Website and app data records
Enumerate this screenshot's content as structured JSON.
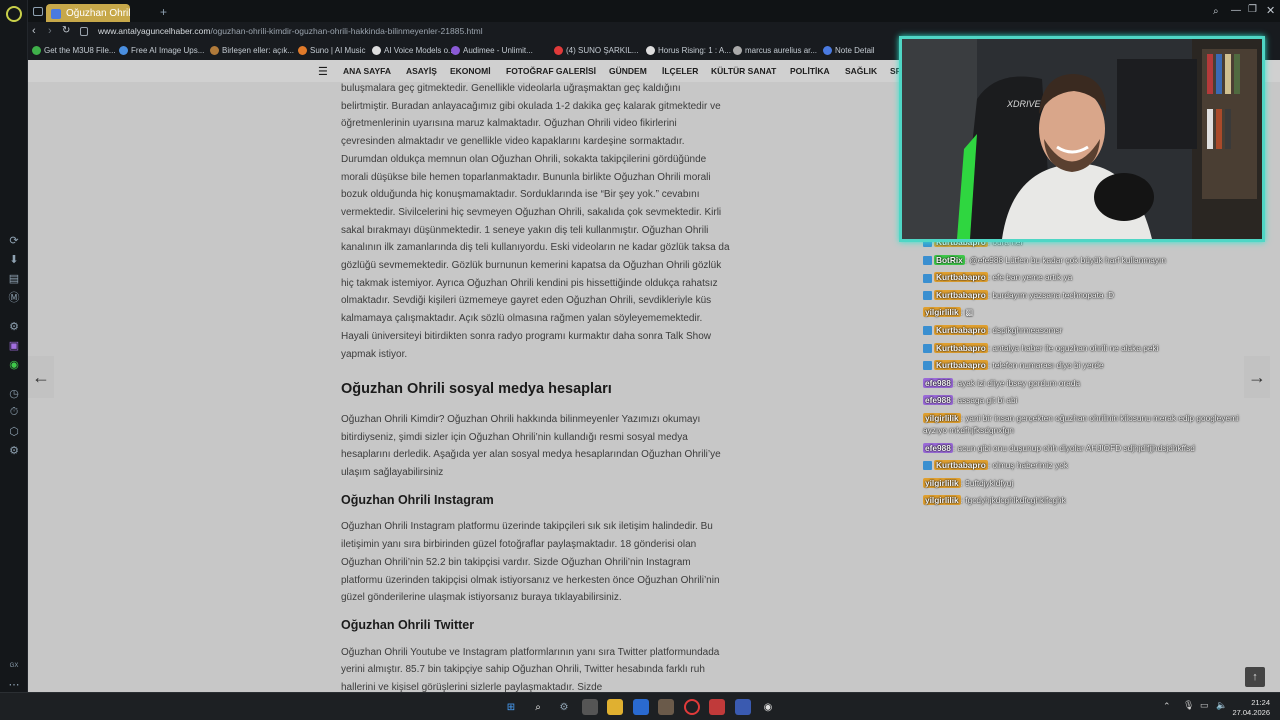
{
  "tab": {
    "title": "Oğuzhan Ohrili Kimdir? Oğ",
    "new_tab": "+"
  },
  "address": {
    "url_domain": "www.antalyaguncelhaber.com",
    "url_path": "/oguzhan-ohrili-kimdir-oguzhan-ohrili-hakkinda-bilinmeyenler-21885.html"
  },
  "bookmarks": [
    {
      "label": "Get the M3U8 File...",
      "color": "#3fb04a"
    },
    {
      "label": "Free AI Image Ups...",
      "color": "#4a8fe0"
    },
    {
      "label": "Birleşen eller: açık...",
      "color": "#b07a3a"
    },
    {
      "label": "Suno | AI Music",
      "color": "#e07a2a"
    },
    {
      "label": "AI Voice Models o...",
      "color": "#dddddd"
    },
    {
      "label": "Audimee - Unlimit...",
      "color": "#8a5ad6"
    },
    {
      "label": "(4) SUNO ŞARKIL...",
      "color": "#e03a3a"
    },
    {
      "label": "Horus Rising: 1 : A...",
      "color": "#dddddd"
    },
    {
      "label": "marcus aurelius ar...",
      "color": "#aaaaaa"
    },
    {
      "label": "Note Detail",
      "color": "#4a7ae0"
    }
  ],
  "nav": [
    "ANA SAYFA",
    "ASAYİŞ",
    "EKONOMİ",
    "FOTOĞRAF GALERİSİ",
    "GÜNDEM",
    "İLÇELER",
    "KÜLTÜR SANAT",
    "POLİTİKA",
    "SAĞLIK",
    "SP"
  ],
  "article": {
    "p1": "buluşmalara geç gitmektedir. Genellikle videolarla uğraşmaktan geç kaldığını belirtmiştir. Buradan anlayacağımız gibi okulada 1-2 dakika geç kalarak gitmektedir ve öğretmenlerinin uyarısına maruz kalmaktadır. Oğuzhan Ohrili video fikirlerini çevresinden almaktadır ve genellikle video kapaklarını kardeşine sormaktadır. Durumdan oldukça memnun olan Oğuzhan Ohrili, sokakta takipçilerini gördüğünde morali düşükse bile hemen toparlanmaktadır. Bununla birlikte Oğuzhan Ohrili morali bozuk olduğunda hiç konuşmamaktadır. Sorduklarında ise “Bir şey yok.” cevabını vermektedir. Sivilcelerini hiç sevmeyen Oğuzhan Ohrili, sakalıda çok sevmektedir. Kirli sakal bırakmayı düşünmektedir. 1 seneye yakın diş teli kullanmıştır. Oğuzhan Ohrili kanalının ilk zamanlarında diş teli kullanıyordu. Eski videoların ne kadar gözlük taksa da gözlüğü sevmemektedir. Gözlük burnunun kemerini kapatsa da Oğuzhan Ohrili gözlük hiç takmak istemiyor. Ayrıca Oğuzhan Ohrili kendini pis hissettiğinde oldukça rahatsız olmaktadır. Sevdiği kişileri üzmemeye gayret eden Oğuzhan Ohrili, sevdikleriyle küs kalmamaya çalışmaktadır. Açık sözlü olmasına rağmen yalan söyleyememektedir. Hayali üniversiteyi bitirdikten sonra radyo programı kurmaktır daha sonra Talk Show yapmak istiyor.",
    "h_social": "Oğuzhan Ohrili sosyal medya hesapları",
    "p2": "Oğuzhan Ohrili Kimdir? Oğuzhan Ohrili hakkında bilinmeyenler Yazımızı okumayı bitirdiyseniz, şimdi sizler için Oğuzhan Ohrili’nin kullandığı resmi sosyal medya hesaplarını derledik. Aşağıda yer alan sosyal medya hesaplarından Oğuzhan Ohrili’ye ulaşım sağlayabilirsiniz",
    "h_insta": "Oğuzhan Ohrili Instagram",
    "p3": "Oğuzhan Ohrili Instagram platformu üzerinde takipçileri sık sık iletişim halindedir. Bu iletişimin yanı sıra birbirinden güzel fotoğraflar paylaşmaktadır. 18 gönderisi olan Oğuzhan Ohrili’nin 52.2 bin takipçisi vardır. Sizde Oğuzhan Ohrili’nin Instagram platformu üzerinden takipçisi olmak istiyorsanız ve herkesten önce Oğuzhan Ohrili’nin güzel gönderilerine ulaşmak istiyorsanız buraya tıklayabilirsiniz.",
    "h_twitter": "Oğuzhan Ohrili Twitter",
    "p4": "Oğuzhan Ohrili Youtube ve Instagram platformlarının yanı sıra Twitter platformundada yerini almıştır. 85.7 bin takipçiye sahip Oğuzhan Ohrili, Twitter hesabında farklı ruh hallerini ve kişisel görüşlerini sizlerle paylaşmaktadır. Sizde"
  },
  "chat": [
    {
      "user": "Kurtbabapro",
      "color": "#e0a030",
      "badge": true,
      "text": ": oura ner"
    },
    {
      "user": "BotRix",
      "color": "#3fc94a",
      "badge": true,
      "text": ": @efe988 Lütfen bu kadar çok büyük harf kullanmayın"
    },
    {
      "user": "Kurtbabapro",
      "color": "#e0a030",
      "badge": true,
      "text": ": efe ban yeme artık ya"
    },
    {
      "user": "Kurtbabapro",
      "color": "#e0a030",
      "badge": true,
      "text": ": burdayım yazsana technopata :D"
    },
    {
      "user": "yilgirlilik",
      "color": "#e0a030",
      "badge": false,
      "text": ": ▩"
    },
    {
      "user": "Kurtbabapro",
      "color": "#e0a030",
      "badge": true,
      "text": ": dspikghrmeasomsr"
    },
    {
      "user": "Kurtbabapro",
      "color": "#e0a030",
      "badge": true,
      "text": ": antalya haber ile oguzhan ohrili ne alaka peki"
    },
    {
      "user": "Kurtbabapro",
      "color": "#e0a030",
      "badge": true,
      "text": ": telefon numarası diyo bi yerde"
    },
    {
      "user": "efe988",
      "color": "#9a6ad8",
      "badge": false,
      "text": ": ayak izi diiye ibsey gordum orada"
    },
    {
      "user": "efe988",
      "color": "#9a6ad8",
      "badge": false,
      "text": ": assaga git bi abi"
    },
    {
      "user": "yilgirlilik",
      "color": "#e0a030",
      "badge": false,
      "text": ": yani bir insan gerçekten oğuzhan ohrilinin kilosunu merak edip googleyemi ayzıyo mkdfhjfksdgnxfgn"
    },
    {
      "user": "efe988",
      "color": "#9a6ad8",
      "badge": false,
      "text": ": acun gibi onu duşunup ohh diyolar AHJIOFD sdjhjdlfjjhdsjdhkffsd"
    },
    {
      "user": "Kurtbabapro",
      "color": "#e0a030",
      "badge": true,
      "text": ": olmuş haberimiz yok"
    },
    {
      "user": "yilgirlilik",
      "color": "#e0a030",
      "badge": false,
      "text": ": 9uftdjykldfyuj"
    },
    {
      "user": "yilgirlilik",
      "color": "#e0a030",
      "badge": false,
      "text": ": fgcdyhjkdcghlkdfcghklfcghk"
    }
  ],
  "clock": {
    "time": "21:24",
    "date": "27.04.2026"
  },
  "sidebar_label": "GX",
  "webcam": {
    "chair_brand": "XDRIVE"
  }
}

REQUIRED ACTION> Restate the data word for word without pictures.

SOLVED PROBLEM>
Enumerate this screenshot's content as structured JSON.
{
  "tab": {
    "title": "Oğuzhan Ohrili Kimdir? Oğ",
    "new_tab": "+"
  },
  "address": {
    "url_domain": "www.antalyaguncelhaber.com",
    "url_path": "/oguzhan-ohrili-kimdir-oguzhan-ohrili-hakkinda-bilinmeyenler-21885.html"
  },
  "bookmarks": [
    {
      "label": "Get the M3U8 File...",
      "color": "#3fb04a"
    },
    {
      "label": "Free AI Image Ups...",
      "color": "#4a8fe0"
    },
    {
      "label": "Birleşen eller: açık...",
      "color": "#b07a3a"
    },
    {
      "label": "Suno | AI Music",
      "color": "#e07a2a"
    },
    {
      "label": "AI Voice Models o...",
      "color": "#dddddd"
    },
    {
      "label": "Audimee - Unlimit...",
      "color": "#8a5ad6"
    },
    {
      "label": "(4) SUNO ŞARKIL...",
      "color": "#e03a3a"
    },
    {
      "label": "Horus Rising: 1 : A...",
      "color": "#dddddd"
    },
    {
      "label": "marcus aurelius ar...",
      "color": "#aaaaaa"
    },
    {
      "label": "Note Detail",
      "color": "#4a7ae0"
    }
  ],
  "nav": [
    "ANA SAYFA",
    "ASAYİŞ",
    "EKONOMİ",
    "FOTOĞRAF GALERİSİ",
    "GÜNDEM",
    "İLÇELER",
    "KÜLTÜR SANAT",
    "POLİTİKA",
    "SAĞLIK",
    "SP"
  ],
  "article": {
    "p1": "buluşmalara geç gitmektedir. Genellikle videolarla uğraşmaktan geç kaldığını belirtmiştir. Buradan anlayacağımız gibi okulada 1-2 dakika geç kalarak gitmektedir ve öğretmenlerinin uyarısına maruz kalmaktadır. Oğuzhan Ohrili video fikirlerini çevresinden almaktadır ve genellikle video kapaklarını kardeşine sormaktadır. Durumdan oldukça memnun olan Oğuzhan Ohrili, sokakta takipçilerini gördüğünde morali düşükse bile hemen toparlanmaktadır. Bununla birlikte Oğuzhan Ohrili morali bozuk olduğunda hiç konuşmamaktadır. Sorduklarında ise “Bir şey yok.” cevabını vermektedir. Sivilcelerini hiç sevmeyen Oğuzhan Ohrili, sakalıda çok sevmektedir. Kirli sakal bırakmayı düşünmektedir. 1 seneye yakın diş teli kullanmıştır. Oğuzhan Ohrili kanalının ilk zamanlarında diş teli kullanıyordu. Eski videoların ne kadar gözlük taksa da gözlüğü sevmemektedir. Gözlük burnunun kemerini kapatsa da Oğuzhan Ohrili gözlük hiç takmak istemiyor. Ayrıca Oğuzhan Ohrili kendini pis hissettiğinde oldukça rahatsız olmaktadır. Sevdiği kişileri üzmemeye gayret eden Oğuzhan Ohrili, sevdikleriyle küs kalmamaya çalışmaktadır. Açık sözlü olmasına rağmen yalan söyleyememektedir. Hayali üniversiteyi bitirdikten sonra radyo programı kurmaktır daha sonra Talk Show yapmak istiyor.",
    "h_social": "Oğuzhan Ohrili sosyal medya hesapları",
    "p2": "Oğuzhan Ohrili Kimdir? Oğuzhan Ohrili hakkında bilinmeyenler Yazımızı okumayı bitirdiyseniz, şimdi sizler için Oğuzhan Ohrili’nin kullandığı resmi sosyal medya hesaplarını derledik. Aşağıda yer alan sosyal medya hesaplarından Oğuzhan Ohrili’ye ulaşım sağlayabilirsiniz",
    "h_insta": "Oğuzhan Ohrili Instagram",
    "p3": "Oğuzhan Ohrili Instagram platformu üzerinde takipçileri sık sık iletişim halindedir. Bu iletişimin yanı sıra birbirinden güzel fotoğraflar paylaşmaktadır. 18 gönderisi olan Oğuzhan Ohrili’nin 52.2 bin takipçisi vardır. Sizde Oğuzhan Ohrili’nin Instagram platformu üzerinden takipçisi olmak istiyorsanız ve herkesten önce Oğuzhan Ohrili’nin güzel gönderilerine ulaşmak istiyorsanız buraya tıklayabilirsiniz.",
    "h_twitter": "Oğuzhan Ohrili Twitter",
    "p4": "Oğuzhan Ohrili Youtube ve Instagram platformlarının yanı sıra Twitter platformundada yerini almıştır. 85.7 bin takipçiye sahip Oğuzhan Ohrili, Twitter hesabında farklı ruh hallerini ve kişisel görüşlerini sizlerle paylaşmaktadır. Sizde"
  },
  "chat": [
    {
      "user": "Kurtbabapro",
      "color": "#e0a030",
      "badge": true,
      "text": ": oura ner"
    },
    {
      "user": "BotRix",
      "color": "#3fc94a",
      "badge": true,
      "text": ": @efe988 Lütfen bu kadar çok büyük harf kullanmayın"
    },
    {
      "user": "Kurtbabapro",
      "color": "#e0a030",
      "badge": true,
      "text": ": efe ban yeme artık ya"
    },
    {
      "user": "Kurtbabapro",
      "color": "#e0a030",
      "badge": true,
      "text": ": burdayım yazsana technopata :D"
    },
    {
      "user": "yilgirlilik",
      "color": "#e0a030",
      "badge": false,
      "text": ": ▩"
    },
    {
      "user": "Kurtbabapro",
      "color": "#e0a030",
      "badge": true,
      "text": ": dspikghrmeasomsr"
    },
    {
      "user": "Kurtbabapro",
      "color": "#e0a030",
      "badge": true,
      "text": ": antalya haber ile oguzhan ohrili ne alaka peki"
    },
    {
      "user": "Kurtbabapro",
      "color": "#e0a030",
      "badge": true,
      "text": ": telefon numarası diyo bi yerde"
    },
    {
      "user": "efe988",
      "color": "#9a6ad8",
      "badge": false,
      "text": ": ayak izi diiye ibsey gordum orada"
    },
    {
      "user": "efe988",
      "color": "#9a6ad8",
      "badge": false,
      "text": ": assaga git bi abi"
    },
    {
      "user": "yilgirlilik",
      "color": "#e0a030",
      "badge": false,
      "text": ": yani bir insan gerçekten oğuzhan ohrilinin kilosunu merak edip googleyemi ayzıyo mkdfhjfksdgnxfgn"
    },
    {
      "user": "efe988",
      "color": "#9a6ad8",
      "badge": false,
      "text": ": acun gibi onu duşunup ohh diyolar AHJIOFD sdjhjdlfjjhdsjdhkffsd"
    },
    {
      "user": "Kurtbabapro",
      "color": "#e0a030",
      "badge": true,
      "text": ": olmuş haberimiz yok"
    },
    {
      "user": "yilgirlilik",
      "color": "#e0a030",
      "badge": false,
      "text": ": 9uftdjykldfyuj"
    },
    {
      "user": "yilgirlilik",
      "color": "#e0a030",
      "badge": false,
      "text": ": fgcdyhjkdcghlkdfcghklfcghk"
    }
  ],
  "clock": {
    "time": "21:24",
    "date": "27.04.2026"
  },
  "sidebar_label": "GX",
  "webcam": {
    "chair_brand": "XDRIVE"
  }
}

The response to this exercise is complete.